In 1978, at the urging of a former student, he became a consultant to the U.S. Geological Survey, Department of Interior, Reston, VA. He translated to full-time federal employment in 1979 in the Geographic Information Section, including time as Acting Chief for several years in National Geographic Information Center. He retired, once again, in 1985, and moved back to the Chicago area.
During the first fifteen years of retirement, he taught part-time in North Suburban Schools as a substitute teacher, filled in at local community colleges, and private colleges and universities when needed. He thoroughly enjoyed over sixty years of elementary, high school, college and graduate level instruction.
The University of Maine at Farmington honored him, on his 70th year reunion, shortly after his 90th birthday, as the keynote speaker at the June 23, 2005 ceremonies.
Had it not been for the loss of eyesight, he might have continued teaching. As it was, he retained a strong sense of his place and purpose throughout these last years of his life, always quick to question, investigate, listen and learn.
His son, Bruce Campbell Ogilvie, who lives in Frankfort, Michigan, recently made a gift to the Scholarship Fund of the Society in the name of his father and mother. The Bruce C. and Martha M. Campbell Ogilvie Scholarship for Geographic Education will be available to persons interested in the study of geography. Contact the Society office for further information.
President Emeritus Illinois St. Andrews Society

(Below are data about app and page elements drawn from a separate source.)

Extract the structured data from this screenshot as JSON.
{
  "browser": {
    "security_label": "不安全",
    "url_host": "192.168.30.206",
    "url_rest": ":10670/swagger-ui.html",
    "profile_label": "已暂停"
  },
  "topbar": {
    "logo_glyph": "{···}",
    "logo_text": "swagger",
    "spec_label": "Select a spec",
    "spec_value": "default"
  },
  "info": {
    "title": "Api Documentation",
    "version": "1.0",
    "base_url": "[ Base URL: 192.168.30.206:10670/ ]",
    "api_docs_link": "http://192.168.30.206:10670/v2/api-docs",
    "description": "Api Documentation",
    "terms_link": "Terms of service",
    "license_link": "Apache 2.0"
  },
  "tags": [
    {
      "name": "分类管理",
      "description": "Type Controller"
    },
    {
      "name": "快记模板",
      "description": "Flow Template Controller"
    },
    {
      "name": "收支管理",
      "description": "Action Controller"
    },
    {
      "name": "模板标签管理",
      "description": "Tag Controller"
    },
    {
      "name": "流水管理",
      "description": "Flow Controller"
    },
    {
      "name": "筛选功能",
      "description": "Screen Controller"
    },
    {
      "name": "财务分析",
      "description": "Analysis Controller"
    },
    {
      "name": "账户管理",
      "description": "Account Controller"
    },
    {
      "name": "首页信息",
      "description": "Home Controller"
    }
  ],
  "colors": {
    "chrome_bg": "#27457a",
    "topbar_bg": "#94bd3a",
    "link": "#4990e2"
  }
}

The Scottish American History Club meets this Saturday at the Scottish Home. The museum opens at 9:00 a.m. and the program begins at 10:00 a.m. At this meeting there will be a Power Point presentation on the years, 1866-1876, as we work through our history in ten year segments. We will look at the 6 men who served as President of the Society and what activities the Society was involved with and some of Chicago history as well.
We will also have on display for the first time, the restored and framed certificate from the Order of Scottish Clans designating Clan MacNeil as an official member in 1909. The certificate has been restored and preserved. It is amazing.
February 4, 2012 we will feature Tom Campbell and his book, “Fighting Slavery in Chicago.” Mr. Campbell is a life member of the Society and his lecture has been featured on television, so we are please he can join us.
March 31, 2012 - We are making preliminary plans for a behind-the-scenes tour of the Auditorium theater and another site which has not been finalized. Watch for further details.
The April meeting will probably be canceled.